■ **WORK TO BE COMPLETED**:
Write out all the data again, exactly as it stands.

■ **RECORDS FOR PROCESSING**:
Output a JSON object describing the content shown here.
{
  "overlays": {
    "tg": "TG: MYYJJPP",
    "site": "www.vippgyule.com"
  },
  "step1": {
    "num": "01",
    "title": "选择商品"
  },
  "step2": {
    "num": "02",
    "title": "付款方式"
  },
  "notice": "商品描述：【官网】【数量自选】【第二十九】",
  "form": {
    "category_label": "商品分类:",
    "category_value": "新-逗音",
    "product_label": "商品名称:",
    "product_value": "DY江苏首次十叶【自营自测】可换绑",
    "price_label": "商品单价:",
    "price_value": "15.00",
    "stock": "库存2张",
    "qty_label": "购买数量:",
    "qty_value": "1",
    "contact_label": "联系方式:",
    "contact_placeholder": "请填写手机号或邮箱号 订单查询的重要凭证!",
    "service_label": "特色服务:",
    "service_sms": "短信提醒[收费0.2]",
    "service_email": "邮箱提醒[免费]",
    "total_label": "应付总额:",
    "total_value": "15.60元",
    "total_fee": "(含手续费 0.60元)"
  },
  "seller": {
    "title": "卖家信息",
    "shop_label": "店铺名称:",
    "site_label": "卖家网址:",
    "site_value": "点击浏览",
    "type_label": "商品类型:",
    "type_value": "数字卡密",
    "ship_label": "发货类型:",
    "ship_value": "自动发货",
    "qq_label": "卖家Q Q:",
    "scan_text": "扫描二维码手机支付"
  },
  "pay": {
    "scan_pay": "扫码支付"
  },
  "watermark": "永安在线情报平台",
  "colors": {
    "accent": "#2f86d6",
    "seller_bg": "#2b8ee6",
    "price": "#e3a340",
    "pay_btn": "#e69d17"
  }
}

■ **RESPONSE BELOW**:
Output a JSON object describing the content shown here.
{
  "overlays": {
    "tg": "TG: MYYJJPP",
    "site": "www.vippgyule.com"
  },
  "step1": {
    "num": "01",
    "title": "选择商品"
  },
  "step2": {
    "num": "02",
    "title": "付款方式"
  },
  "notice": "商品描述：【官网】【数量自选】【第二十九】",
  "form": {
    "category_label": "商品分类:",
    "category_value": "新-逗音",
    "product_label": "商品名称:",
    "product_value": "DY江苏首次十叶【自营自测】可换绑",
    "price_label": "商品单价:",
    "price_value": "15.00",
    "stock": "库存2张",
    "qty_label": "购买数量:",
    "qty_value": "1",
    "contact_label": "联系方式:",
    "contact_placeholder": "请填写手机号或邮箱号 订单查询的重要凭证!",
    "service_label": "特色服务:",
    "service_sms": "短信提醒[收费0.2]",
    "service_email": "邮箱提醒[免费]",
    "total_label": "应付总额:",
    "total_value": "15.60元",
    "total_fee": "(含手续费 0.60元)"
  },
  "seller": {
    "title": "卖家信息",
    "shop_label": "店铺名称:",
    "site_label": "卖家网址:",
    "site_value": "点击浏览",
    "type_label": "商品类型:",
    "type_value": "数字卡密",
    "ship_label": "发货类型:",
    "ship_value": "自动发货",
    "qq_label": "卖家Q Q:",
    "scan_text": "扫描二维码手机支付"
  },
  "pay": {
    "scan_pay": "扫码支付"
  },
  "watermark": "永安在线情报平台",
  "colors": {
    "accent": "#2f86d6",
    "seller_bg": "#2b8ee6",
    "price": "#e3a340",
    "pay_btn": "#e69d17"
  }
}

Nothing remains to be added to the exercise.